So I’m done with surgery and six rounds of chemo for my breast cancer, but if you thought that was the end of my treatment, you’re in for a surprise – I still have a good couple of months of radiotherapy to go!
Firstly, you may be wondering what radiotherapy really is. I have often wondered the same myself, and have provided such vague answers to my friends as “Well, you lie on a machine and they sort of ‘radiotherap’ you… Erm, I mean, they give you radiation on your boobs” or something like that. I never know the right verb. So here’s a better definition, courtesy of the St Luke’s Hospital breast cancer radiotherapy guide:

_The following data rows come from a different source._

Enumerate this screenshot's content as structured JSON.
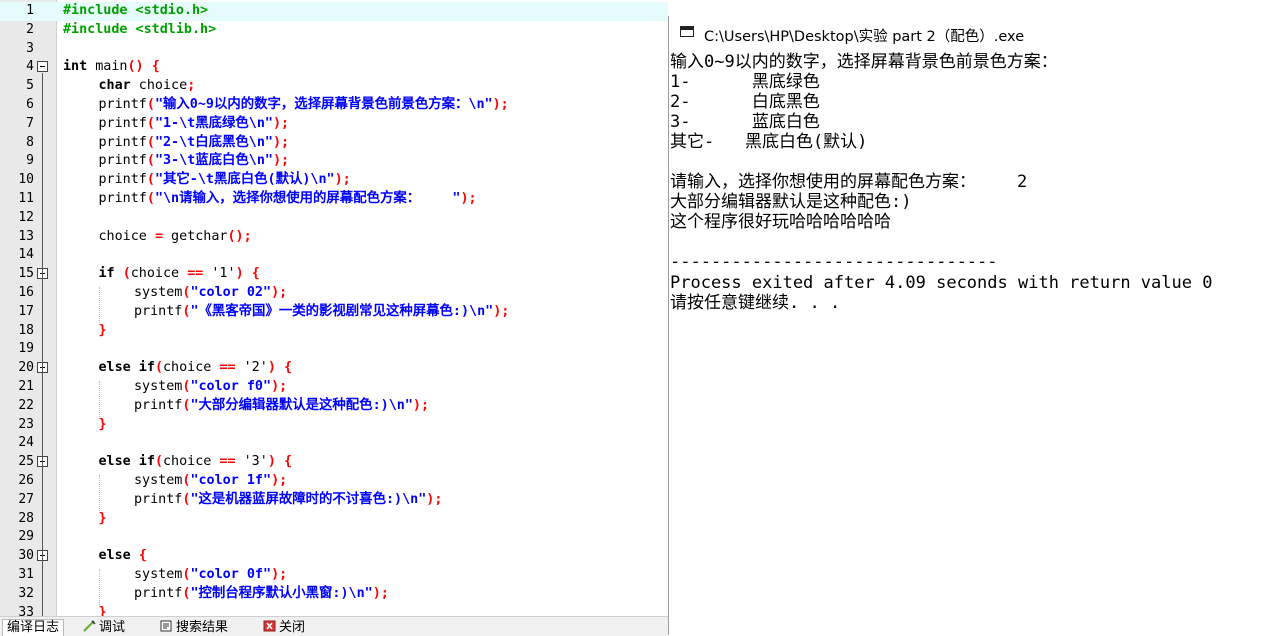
{
  "editor": {
    "lines": [
      {
        "n": "1",
        "fold": false,
        "active": true,
        "indent": 0,
        "tokens": [
          {
            "c": "pp",
            "t": "#include <stdio.h>"
          }
        ]
      },
      {
        "n": "2",
        "fold": false,
        "indent": 0,
        "tokens": [
          {
            "c": "pp",
            "t": "#include <stdlib.h>"
          }
        ]
      },
      {
        "n": "3",
        "fold": false,
        "indent": 0,
        "tokens": []
      },
      {
        "n": "4",
        "fold": true,
        "indent": 0,
        "tokens": [
          {
            "c": "kw",
            "t": "int"
          },
          {
            "c": "",
            "t": " main"
          },
          {
            "c": "sym",
            "t": "()"
          },
          {
            "c": "",
            "t": " "
          },
          {
            "c": "sym",
            "t": "{"
          }
        ]
      },
      {
        "n": "5",
        "fold": false,
        "indent": 1,
        "tokens": [
          {
            "c": "kw",
            "t": "char"
          },
          {
            "c": "",
            "t": " choice"
          },
          {
            "c": "sym",
            "t": ";"
          }
        ]
      },
      {
        "n": "6",
        "fold": false,
        "indent": 1,
        "tokens": [
          {
            "c": "",
            "t": "printf"
          },
          {
            "c": "sym",
            "t": "("
          },
          {
            "c": "str",
            "t": "\"输入0~9以内的数字，选择屏幕背景色前景色方案：\\n\""
          },
          {
            "c": "sym",
            "t": ");"
          }
        ]
      },
      {
        "n": "7",
        "fold": false,
        "indent": 1,
        "tokens": [
          {
            "c": "",
            "t": "printf"
          },
          {
            "c": "sym",
            "t": "("
          },
          {
            "c": "str",
            "t": "\"1-\\t黑底绿色\\n\""
          },
          {
            "c": "sym",
            "t": ");"
          }
        ]
      },
      {
        "n": "8",
        "fold": false,
        "indent": 1,
        "tokens": [
          {
            "c": "",
            "t": "printf"
          },
          {
            "c": "sym",
            "t": "("
          },
          {
            "c": "str",
            "t": "\"2-\\t白底黑色\\n\""
          },
          {
            "c": "sym",
            "t": ");"
          }
        ]
      },
      {
        "n": "9",
        "fold": false,
        "indent": 1,
        "tokens": [
          {
            "c": "",
            "t": "printf"
          },
          {
            "c": "sym",
            "t": "("
          },
          {
            "c": "str",
            "t": "\"3-\\t蓝底白色\\n\""
          },
          {
            "c": "sym",
            "t": ");"
          }
        ]
      },
      {
        "n": "10",
        "fold": false,
        "indent": 1,
        "tokens": [
          {
            "c": "",
            "t": "printf"
          },
          {
            "c": "sym",
            "t": "("
          },
          {
            "c": "str",
            "t": "\"其它-\\t黑底白色(默认)\\n\""
          },
          {
            "c": "sym",
            "t": ");"
          }
        ]
      },
      {
        "n": "11",
        "fold": false,
        "indent": 1,
        "tokens": [
          {
            "c": "",
            "t": "printf"
          },
          {
            "c": "sym",
            "t": "("
          },
          {
            "c": "str",
            "t": "\"\\n请输入，选择你想使用的屏幕配色方案：    \""
          },
          {
            "c": "sym",
            "t": ");"
          }
        ]
      },
      {
        "n": "12",
        "fold": false,
        "indent": 1,
        "tokens": []
      },
      {
        "n": "13",
        "fold": false,
        "indent": 1,
        "tokens": [
          {
            "c": "",
            "t": "choice "
          },
          {
            "c": "sym",
            "t": "="
          },
          {
            "c": "",
            "t": " getchar"
          },
          {
            "c": "sym",
            "t": "();"
          }
        ]
      },
      {
        "n": "14",
        "fold": false,
        "indent": 1,
        "tokens": []
      },
      {
        "n": "15",
        "fold": true,
        "indent": 1,
        "tokens": [
          {
            "c": "kw",
            "t": "if"
          },
          {
            "c": "",
            "t": " "
          },
          {
            "c": "sym",
            "t": "("
          },
          {
            "c": "",
            "t": "choice "
          },
          {
            "c": "sym",
            "t": "=="
          },
          {
            "c": "",
            "t": " '1'"
          },
          {
            "c": "sym",
            "t": ")"
          },
          {
            "c": "",
            "t": " "
          },
          {
            "c": "sym",
            "t": "{"
          }
        ]
      },
      {
        "n": "16",
        "fold": false,
        "indent": 2,
        "tokens": [
          {
            "c": "",
            "t": "system"
          },
          {
            "c": "sym",
            "t": "("
          },
          {
            "c": "str",
            "t": "\"color 02\""
          },
          {
            "c": "sym",
            "t": ");"
          }
        ]
      },
      {
        "n": "17",
        "fold": false,
        "indent": 2,
        "tokens": [
          {
            "c": "",
            "t": "printf"
          },
          {
            "c": "sym",
            "t": "("
          },
          {
            "c": "str",
            "t": "\"《黑客帝国》一类的影视剧常见这种屏幕色:)\\n\""
          },
          {
            "c": "sym",
            "t": ");"
          }
        ]
      },
      {
        "n": "18",
        "fold": false,
        "indent": 1,
        "tokens": [
          {
            "c": "sym",
            "t": "}"
          }
        ]
      },
      {
        "n": "19",
        "fold": false,
        "indent": 1,
        "tokens": []
      },
      {
        "n": "20",
        "fold": true,
        "indent": 1,
        "tokens": [
          {
            "c": "kw",
            "t": "else if"
          },
          {
            "c": "sym",
            "t": "("
          },
          {
            "c": "",
            "t": "choice "
          },
          {
            "c": "sym",
            "t": "=="
          },
          {
            "c": "",
            "t": " '2'"
          },
          {
            "c": "sym",
            "t": ")"
          },
          {
            "c": "",
            "t": " "
          },
          {
            "c": "sym",
            "t": "{"
          }
        ]
      },
      {
        "n": "21",
        "fold": false,
        "indent": 2,
        "tokens": [
          {
            "c": "",
            "t": "system"
          },
          {
            "c": "sym",
            "t": "("
          },
          {
            "c": "str",
            "t": "\"color f0\""
          },
          {
            "c": "sym",
            "t": ");"
          }
        ]
      },
      {
        "n": "22",
        "fold": false,
        "indent": 2,
        "tokens": [
          {
            "c": "",
            "t": "printf"
          },
          {
            "c": "sym",
            "t": "("
          },
          {
            "c": "str",
            "t": "\"大部分编辑器默认是这种配色:)\\n\""
          },
          {
            "c": "sym",
            "t": ");"
          }
        ]
      },
      {
        "n": "23",
        "fold": false,
        "indent": 1,
        "tokens": [
          {
            "c": "sym",
            "t": "}"
          }
        ]
      },
      {
        "n": "24",
        "fold": false,
        "indent": 1,
        "tokens": []
      },
      {
        "n": "25",
        "fold": true,
        "indent": 1,
        "tokens": [
          {
            "c": "kw",
            "t": "else if"
          },
          {
            "c": "sym",
            "t": "("
          },
          {
            "c": "",
            "t": "choice "
          },
          {
            "c": "sym",
            "t": "=="
          },
          {
            "c": "",
            "t": " '3'"
          },
          {
            "c": "sym",
            "t": ")"
          },
          {
            "c": "",
            "t": " "
          },
          {
            "c": "sym",
            "t": "{"
          }
        ]
      },
      {
        "n": "26",
        "fold": false,
        "indent": 2,
        "tokens": [
          {
            "c": "",
            "t": "system"
          },
          {
            "c": "sym",
            "t": "("
          },
          {
            "c": "str",
            "t": "\"color 1f\""
          },
          {
            "c": "sym",
            "t": ");"
          }
        ]
      },
      {
        "n": "27",
        "fold": false,
        "indent": 2,
        "tokens": [
          {
            "c": "",
            "t": "printf"
          },
          {
            "c": "sym",
            "t": "("
          },
          {
            "c": "str",
            "t": "\"这是机器蓝屏故障时的不讨喜色:)\\n\""
          },
          {
            "c": "sym",
            "t": ");"
          }
        ]
      },
      {
        "n": "28",
        "fold": false,
        "indent": 1,
        "tokens": [
          {
            "c": "sym",
            "t": "}"
          }
        ]
      },
      {
        "n": "29",
        "fold": false,
        "indent": 1,
        "tokens": []
      },
      {
        "n": "30",
        "fold": true,
        "indent": 1,
        "tokens": [
          {
            "c": "kw",
            "t": "else"
          },
          {
            "c": "",
            "t": " "
          },
          {
            "c": "sym",
            "t": "{"
          }
        ]
      },
      {
        "n": "31",
        "fold": false,
        "indent": 2,
        "tokens": [
          {
            "c": "",
            "t": "system"
          },
          {
            "c": "sym",
            "t": "("
          },
          {
            "c": "str",
            "t": "\"color 0f\""
          },
          {
            "c": "sym",
            "t": ");"
          }
        ]
      },
      {
        "n": "32",
        "fold": false,
        "indent": 2,
        "tokens": [
          {
            "c": "",
            "t": "printf"
          },
          {
            "c": "sym",
            "t": "("
          },
          {
            "c": "str",
            "t": "\"控制台程序默认小黑窗:)\\n\""
          },
          {
            "c": "sym",
            "t": ");"
          }
        ]
      },
      {
        "n": "33",
        "fold": false,
        "indent": 1,
        "tokens": [
          {
            "c": "sym",
            "t": "}"
          }
        ]
      }
    ]
  },
  "bottom_tabs": [
    {
      "label": "编译日志",
      "icon": "compile-log-icon",
      "selected": true
    },
    {
      "label": "调试",
      "icon": "debug-icon",
      "selected": false
    },
    {
      "label": "搜索结果",
      "icon": "search-results-icon",
      "selected": false
    },
    {
      "label": "关闭",
      "icon": "close-icon",
      "selected": false
    }
  ],
  "console": {
    "title": "C:\\Users\\HP\\Desktop\\实验 part 2（配色）.exe",
    "lines": [
      "输入0~9以内的数字，选择屏幕背景色前景色方案：",
      "1-      黑底绿色",
      "2-      白底黑色",
      "3-      蓝底白色",
      "其它-   黑底白色(默认)",
      "",
      "请输入，选择你想使用的屏幕配色方案：    2",
      "大部分编辑器默认是这种配色:)",
      "这个程序很好玩哈哈哈哈哈哈",
      "",
      "--------------------------------",
      "Process exited after 4.09 seconds with return value 0",
      "请按任意键继续. . ."
    ]
  },
  "colors": {
    "preprocessor": "#00a000",
    "string": "#0000ff",
    "symbol": "#ff0000",
    "active_line": "#e6fbfb"
  }
}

“Radiotherapy uses carefully measured doses of radiation to treat many conditions, most of which are cancers… A high dose of radiation damages cells and stops them from growing and dividing. Cancer cells, which are abnormal cells, tend not to recover… Radiotherapy is given to the same part of the body each day.”
I have to have 33 sessions of radio – that’s every day, Monday-Friday for 6 1/2 weeks, starting Jan. 2. That includes 25 sessions of radiotherapy on my whole breast and a further 8 sessions just in the area where the tumour was. Each session only lasts 10-20 minutes though, so it’s not like chemo, and I should be done by the end of February.

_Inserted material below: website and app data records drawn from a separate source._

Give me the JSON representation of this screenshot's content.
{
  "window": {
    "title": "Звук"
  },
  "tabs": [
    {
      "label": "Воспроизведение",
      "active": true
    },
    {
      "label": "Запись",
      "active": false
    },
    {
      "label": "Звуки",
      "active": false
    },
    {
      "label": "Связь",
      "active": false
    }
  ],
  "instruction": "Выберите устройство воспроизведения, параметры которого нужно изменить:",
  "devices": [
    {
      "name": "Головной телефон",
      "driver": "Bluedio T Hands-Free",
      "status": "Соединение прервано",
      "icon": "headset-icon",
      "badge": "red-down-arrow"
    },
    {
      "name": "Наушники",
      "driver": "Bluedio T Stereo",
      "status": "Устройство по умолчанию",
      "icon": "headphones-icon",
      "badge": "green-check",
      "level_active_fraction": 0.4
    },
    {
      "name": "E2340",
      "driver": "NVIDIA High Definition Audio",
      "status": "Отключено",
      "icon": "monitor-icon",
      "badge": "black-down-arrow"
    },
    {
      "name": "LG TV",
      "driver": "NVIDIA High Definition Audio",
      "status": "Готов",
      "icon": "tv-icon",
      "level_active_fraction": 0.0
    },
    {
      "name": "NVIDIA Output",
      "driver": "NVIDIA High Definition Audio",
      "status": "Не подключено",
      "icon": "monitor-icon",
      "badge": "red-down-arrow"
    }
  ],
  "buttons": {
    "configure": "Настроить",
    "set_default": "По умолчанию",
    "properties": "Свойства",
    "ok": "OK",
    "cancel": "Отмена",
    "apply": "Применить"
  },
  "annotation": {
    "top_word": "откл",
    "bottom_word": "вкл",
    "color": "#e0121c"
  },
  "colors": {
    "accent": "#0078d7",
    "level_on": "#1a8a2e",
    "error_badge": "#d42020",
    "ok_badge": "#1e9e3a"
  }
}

So, this Thursday (Dec. 27) I’m going back to Dublin for the day to have a CT scan to determine the exact location for my treatment (my left boob). I then have to have two permanent tattoos done somewhere near my boobs so that the doctors can line the radiotherapy equipment up in the exact same place each time according to my markings. The tattoos are basically just two tiny little specks, like small freckles, but I’m thinking maybe I could have them elaborated into something bigger in a year or so!? Perhaps a “Cancer woz ere” or some little symbols… Hmm!
I will then return to Dublin on Jan. 1 to start the treatment the following day and hopefully return to work as much as I can. Unlike chemotherapy, radiotherapy doesn’t make you feel sick and is generally seen as the kinder of the two treatments. However, it still has its own set of side effects, such as making the skin very sore, irritated and red for a few months. The main side effect of radiotherapy is the tiredness, which gets worse and worse as the treatment goes on, and lasts for a month or so afterwards. And, in a very small percentage of people, (I think 3 in 1,000), radiotherapy can cause another type of cancer later down the line, so fingers crossed I’m not that unlucky.

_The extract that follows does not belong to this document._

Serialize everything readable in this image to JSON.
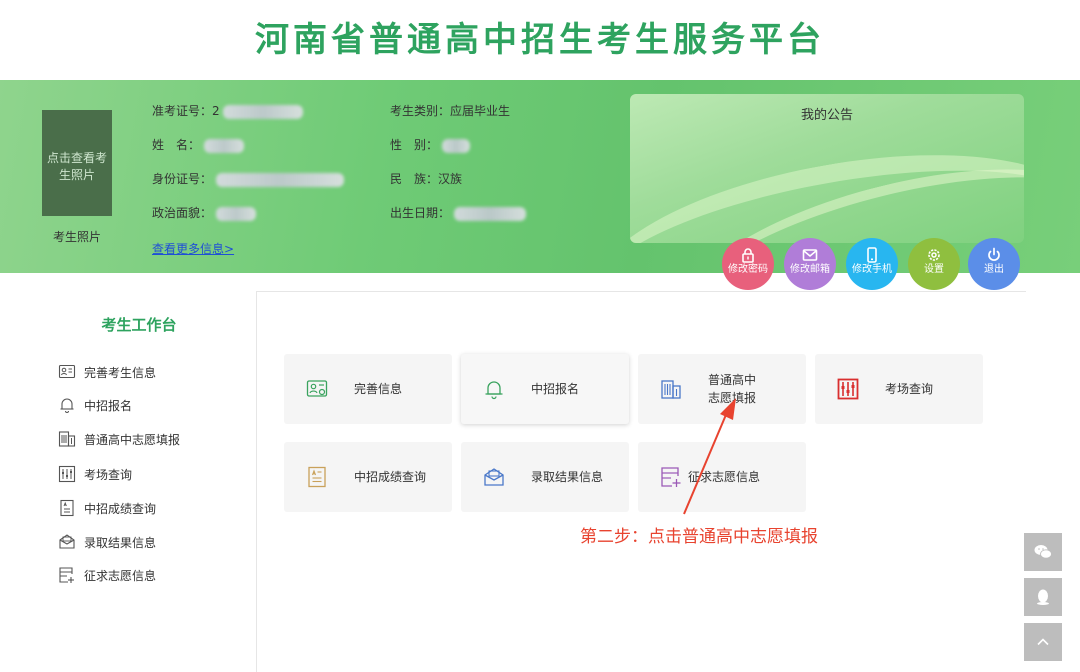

The good news is radiotherapy won’t stop my hair growing back. Phew.
So… that’s that. Goodbye chemo for 2012, welcome radiotherapy for 2013!
This will probably be my last post before Christmas, so here’s wishing you all a very merry Christmas. Thanks to all those of you who’ve sent me very thoughtful cards and things – I have definitely received more than I would in a non-cancerous year so it’s nice that you’re all thinking of me!
And finally, a special thanks to John Hartson and his sister Victoria, who very kindly sent me a signed copy of “Please Don’t Go,” John’s book about his own battle with cancer. I’m looking forward to reading it!
Happy Christmas from me! xx